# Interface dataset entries
- - - -
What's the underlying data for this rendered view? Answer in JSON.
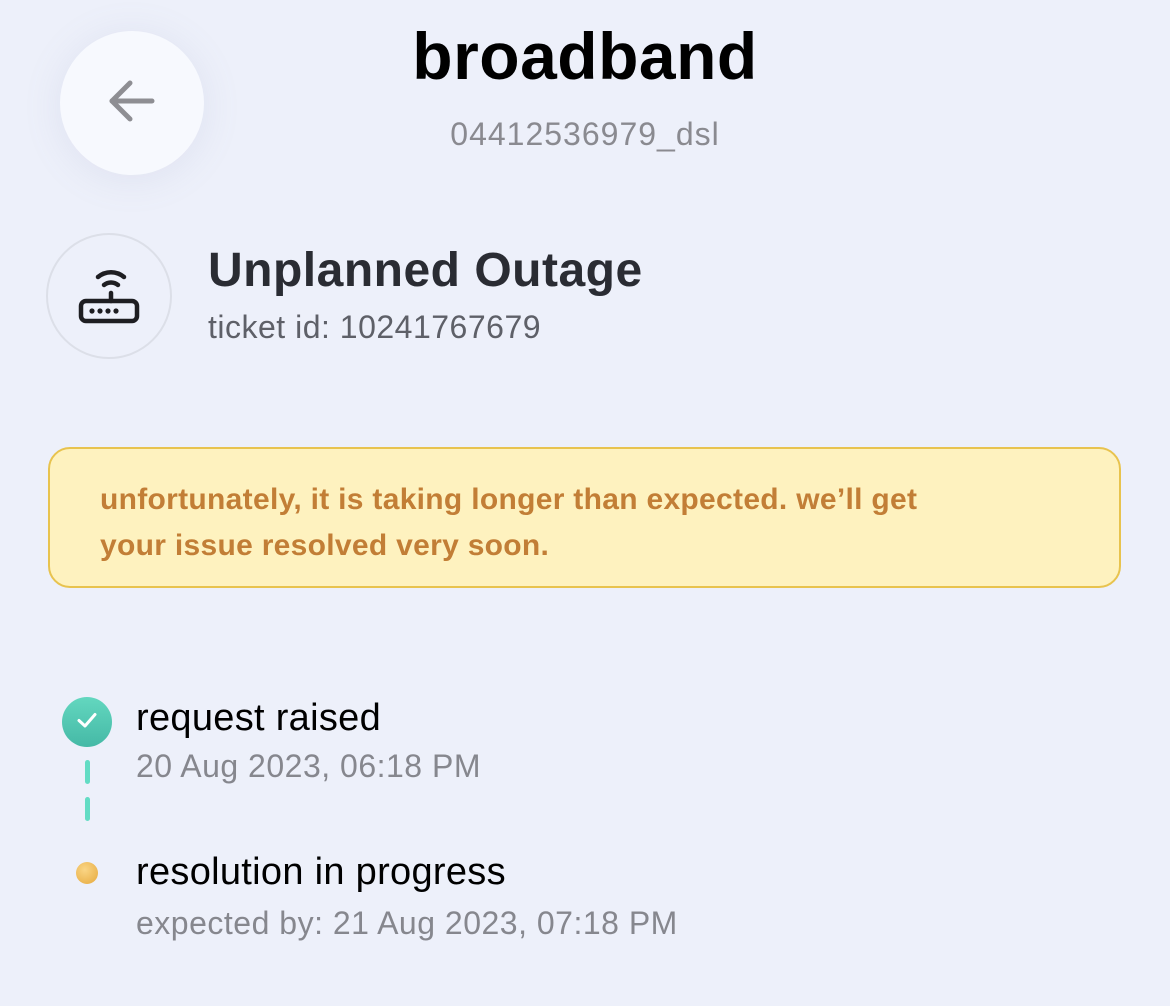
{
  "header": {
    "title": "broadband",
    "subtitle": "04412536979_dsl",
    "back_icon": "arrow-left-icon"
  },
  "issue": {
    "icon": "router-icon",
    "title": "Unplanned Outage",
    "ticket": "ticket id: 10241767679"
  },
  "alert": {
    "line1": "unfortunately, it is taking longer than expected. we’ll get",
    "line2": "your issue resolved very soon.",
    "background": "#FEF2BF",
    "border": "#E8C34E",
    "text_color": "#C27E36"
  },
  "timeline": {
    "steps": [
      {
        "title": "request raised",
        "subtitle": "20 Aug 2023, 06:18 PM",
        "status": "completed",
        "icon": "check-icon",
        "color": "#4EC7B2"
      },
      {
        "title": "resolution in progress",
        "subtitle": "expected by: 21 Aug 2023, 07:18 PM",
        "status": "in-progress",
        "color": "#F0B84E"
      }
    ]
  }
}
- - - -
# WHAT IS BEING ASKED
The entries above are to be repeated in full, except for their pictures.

# TASK RESPONSE
What's the underlying data for this rendered view? Answer in JSON.
{
  "header": {
    "title": "broadband",
    "subtitle": "04412536979_dsl",
    "back_icon": "arrow-left-icon"
  },
  "issue": {
    "icon": "router-icon",
    "title": "Unplanned Outage",
    "ticket": "ticket id: 10241767679"
  },
  "alert": {
    "line1": "unfortunately, it is taking longer than expected. we’ll get",
    "line2": "your issue resolved very soon.",
    "background": "#FEF2BF",
    "border": "#E8C34E",
    "text_color": "#C27E36"
  },
  "timeline": {
    "steps": [
      {
        "title": "request raised",
        "subtitle": "20 Aug 2023, 06:18 PM",
        "status": "completed",
        "icon": "check-icon",
        "color": "#4EC7B2"
      },
      {
        "title": "resolution in progress",
        "subtitle": "expected by: 21 Aug 2023, 07:18 PM",
        "status": "in-progress",
        "color": "#F0B84E"
      }
    ]
  }
}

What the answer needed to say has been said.